I had seen Tiger-leaping Gorge. No animal could cross it unless it flew. Perhaps the witnesses had seen a large hawk? Or perhaps the tiger had merely jumped from shelf to shelf down the rock face? I offered Hao Xue these possibilities. She disapproved of my doubt and gave me a furrowbrowed look, as momentarily sincere as a child.
I did not want to appear over rational. I told her stories from my own Catholic tradition: of the Incorruptibles and the scars that would not heal on the face of the Black Madonna of Cz¸estochowa. I had a King James Bible mailed for her. She read the New Testament in a night. I asked her whether she believed what it said.
‘It's a great work of literature,' I said. ‘The greatest.'
‘You told me you were Catholic.'
‘I admire the tradition, and the intellectual rigor of the Church.'
So I avoided the question of faith. I explained the dignity I saw in Catholicism and Orthodoxy as compared with Evangelicalism and the Pentecostals. ‘But the stories are true,' said Hao Xue. She had seen through my attempt at distraction and cared nothing for schisms and politics.
‘How do you know?'
She looked out the window. I too turned to the pines that bent in the wind that came unbroken out of Mongolia, blowing the desert into the city. ‘The sound of the words. The voice. It's beautiful. Whatever is most beautiful is true. Can't you hear it?'
I knew if anyone could hear a resonance in printed words so distantly translated it would be her. I told her of the original Greek codex, how the sayings attributed to Christ are said to reveal characteristics of the Aramaic language spoken in Palestine two millennia ago. Hao Xue smiled.

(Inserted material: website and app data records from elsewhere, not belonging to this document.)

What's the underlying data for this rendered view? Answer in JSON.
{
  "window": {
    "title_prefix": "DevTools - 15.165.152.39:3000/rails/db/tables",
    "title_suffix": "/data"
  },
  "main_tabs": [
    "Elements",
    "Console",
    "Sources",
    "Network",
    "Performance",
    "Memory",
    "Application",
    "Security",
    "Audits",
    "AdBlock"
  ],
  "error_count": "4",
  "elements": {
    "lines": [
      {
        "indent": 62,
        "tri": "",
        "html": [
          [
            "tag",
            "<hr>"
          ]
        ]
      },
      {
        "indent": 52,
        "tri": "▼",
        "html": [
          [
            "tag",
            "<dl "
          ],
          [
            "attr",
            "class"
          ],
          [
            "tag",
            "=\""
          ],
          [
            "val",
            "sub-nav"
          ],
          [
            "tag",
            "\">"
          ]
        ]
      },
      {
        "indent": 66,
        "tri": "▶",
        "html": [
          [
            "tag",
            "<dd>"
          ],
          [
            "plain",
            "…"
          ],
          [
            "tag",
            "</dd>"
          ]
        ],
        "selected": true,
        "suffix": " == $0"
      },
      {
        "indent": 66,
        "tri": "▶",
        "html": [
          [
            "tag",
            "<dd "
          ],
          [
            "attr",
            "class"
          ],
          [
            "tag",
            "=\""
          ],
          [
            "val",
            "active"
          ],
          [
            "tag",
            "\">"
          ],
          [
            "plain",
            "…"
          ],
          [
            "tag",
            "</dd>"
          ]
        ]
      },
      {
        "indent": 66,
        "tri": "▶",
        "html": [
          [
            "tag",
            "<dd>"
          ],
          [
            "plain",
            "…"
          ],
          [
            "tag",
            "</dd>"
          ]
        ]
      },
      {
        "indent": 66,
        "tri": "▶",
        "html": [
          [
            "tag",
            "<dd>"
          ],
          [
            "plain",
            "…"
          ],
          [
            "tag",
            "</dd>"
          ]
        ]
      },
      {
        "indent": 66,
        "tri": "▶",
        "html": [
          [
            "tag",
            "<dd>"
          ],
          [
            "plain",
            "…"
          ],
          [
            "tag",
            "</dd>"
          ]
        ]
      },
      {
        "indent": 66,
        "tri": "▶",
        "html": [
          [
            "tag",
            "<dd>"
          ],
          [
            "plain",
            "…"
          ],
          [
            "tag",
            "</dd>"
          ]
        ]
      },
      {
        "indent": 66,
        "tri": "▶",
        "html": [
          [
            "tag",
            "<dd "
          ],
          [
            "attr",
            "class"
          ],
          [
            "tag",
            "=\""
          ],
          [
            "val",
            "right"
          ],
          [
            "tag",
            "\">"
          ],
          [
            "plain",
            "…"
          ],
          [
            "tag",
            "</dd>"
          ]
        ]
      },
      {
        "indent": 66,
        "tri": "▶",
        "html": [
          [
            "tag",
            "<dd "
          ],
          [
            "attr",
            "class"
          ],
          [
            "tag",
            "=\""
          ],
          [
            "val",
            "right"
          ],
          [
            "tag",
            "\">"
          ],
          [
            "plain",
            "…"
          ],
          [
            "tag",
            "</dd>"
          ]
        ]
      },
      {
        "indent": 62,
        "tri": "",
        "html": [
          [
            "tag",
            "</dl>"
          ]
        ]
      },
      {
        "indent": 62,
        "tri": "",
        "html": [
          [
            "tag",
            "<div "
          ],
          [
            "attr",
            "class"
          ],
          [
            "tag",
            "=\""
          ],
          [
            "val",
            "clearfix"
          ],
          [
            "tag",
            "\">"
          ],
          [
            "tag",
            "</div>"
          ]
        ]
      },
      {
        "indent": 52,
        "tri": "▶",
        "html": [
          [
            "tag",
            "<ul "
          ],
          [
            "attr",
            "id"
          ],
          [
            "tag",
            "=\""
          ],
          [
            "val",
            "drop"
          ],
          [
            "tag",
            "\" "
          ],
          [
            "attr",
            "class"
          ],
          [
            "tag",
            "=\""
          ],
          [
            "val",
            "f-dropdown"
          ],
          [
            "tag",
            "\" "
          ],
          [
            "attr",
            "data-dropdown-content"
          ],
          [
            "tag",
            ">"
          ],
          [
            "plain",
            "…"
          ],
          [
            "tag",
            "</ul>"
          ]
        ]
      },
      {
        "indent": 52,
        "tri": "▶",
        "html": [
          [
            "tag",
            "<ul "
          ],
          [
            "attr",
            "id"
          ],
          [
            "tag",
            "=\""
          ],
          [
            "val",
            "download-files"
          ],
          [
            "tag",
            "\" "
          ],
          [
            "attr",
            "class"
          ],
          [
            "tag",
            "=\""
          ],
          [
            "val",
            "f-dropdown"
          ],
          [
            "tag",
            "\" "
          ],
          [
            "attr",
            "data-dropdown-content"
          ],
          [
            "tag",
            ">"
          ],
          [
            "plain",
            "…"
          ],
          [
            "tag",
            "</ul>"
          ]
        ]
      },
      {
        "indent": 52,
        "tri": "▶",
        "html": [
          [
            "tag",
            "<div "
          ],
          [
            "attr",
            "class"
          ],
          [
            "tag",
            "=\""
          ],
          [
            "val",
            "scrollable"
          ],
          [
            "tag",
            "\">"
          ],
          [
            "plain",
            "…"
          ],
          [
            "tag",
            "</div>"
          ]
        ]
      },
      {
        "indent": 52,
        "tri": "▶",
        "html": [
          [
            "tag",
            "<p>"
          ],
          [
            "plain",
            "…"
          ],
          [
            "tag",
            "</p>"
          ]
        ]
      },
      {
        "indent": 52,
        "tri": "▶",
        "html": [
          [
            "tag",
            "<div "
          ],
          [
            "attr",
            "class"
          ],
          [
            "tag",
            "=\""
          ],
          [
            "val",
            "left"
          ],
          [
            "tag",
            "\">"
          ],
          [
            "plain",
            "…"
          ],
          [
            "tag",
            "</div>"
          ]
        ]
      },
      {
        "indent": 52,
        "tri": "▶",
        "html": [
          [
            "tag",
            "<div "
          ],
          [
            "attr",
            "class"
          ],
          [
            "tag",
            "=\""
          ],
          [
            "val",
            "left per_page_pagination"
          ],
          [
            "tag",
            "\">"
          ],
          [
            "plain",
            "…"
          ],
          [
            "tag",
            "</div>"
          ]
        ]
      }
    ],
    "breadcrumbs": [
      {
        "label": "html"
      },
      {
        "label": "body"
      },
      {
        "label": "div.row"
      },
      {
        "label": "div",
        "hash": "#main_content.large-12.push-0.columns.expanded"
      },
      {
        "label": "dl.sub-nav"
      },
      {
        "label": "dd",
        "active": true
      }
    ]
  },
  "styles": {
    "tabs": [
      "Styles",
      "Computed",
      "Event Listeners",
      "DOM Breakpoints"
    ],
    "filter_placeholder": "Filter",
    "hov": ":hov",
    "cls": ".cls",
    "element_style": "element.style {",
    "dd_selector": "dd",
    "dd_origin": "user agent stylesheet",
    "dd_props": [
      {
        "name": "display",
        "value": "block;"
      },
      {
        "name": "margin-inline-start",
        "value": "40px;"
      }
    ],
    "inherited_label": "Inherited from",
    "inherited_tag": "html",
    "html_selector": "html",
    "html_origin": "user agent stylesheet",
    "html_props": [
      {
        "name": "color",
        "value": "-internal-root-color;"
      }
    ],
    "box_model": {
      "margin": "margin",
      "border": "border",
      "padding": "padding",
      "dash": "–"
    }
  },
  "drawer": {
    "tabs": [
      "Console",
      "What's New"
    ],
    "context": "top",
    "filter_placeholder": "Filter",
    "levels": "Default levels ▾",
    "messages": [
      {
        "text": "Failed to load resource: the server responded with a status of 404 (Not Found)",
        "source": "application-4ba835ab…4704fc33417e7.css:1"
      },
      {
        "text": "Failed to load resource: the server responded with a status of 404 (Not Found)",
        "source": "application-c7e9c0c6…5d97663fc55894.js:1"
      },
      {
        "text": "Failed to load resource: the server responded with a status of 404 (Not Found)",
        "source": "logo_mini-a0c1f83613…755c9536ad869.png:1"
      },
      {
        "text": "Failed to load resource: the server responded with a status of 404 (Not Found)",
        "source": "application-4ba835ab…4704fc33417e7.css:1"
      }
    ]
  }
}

And the bending pines meant we should stay inside and talk further in the warmth granted by exposed hot water pipes and jasmine tea.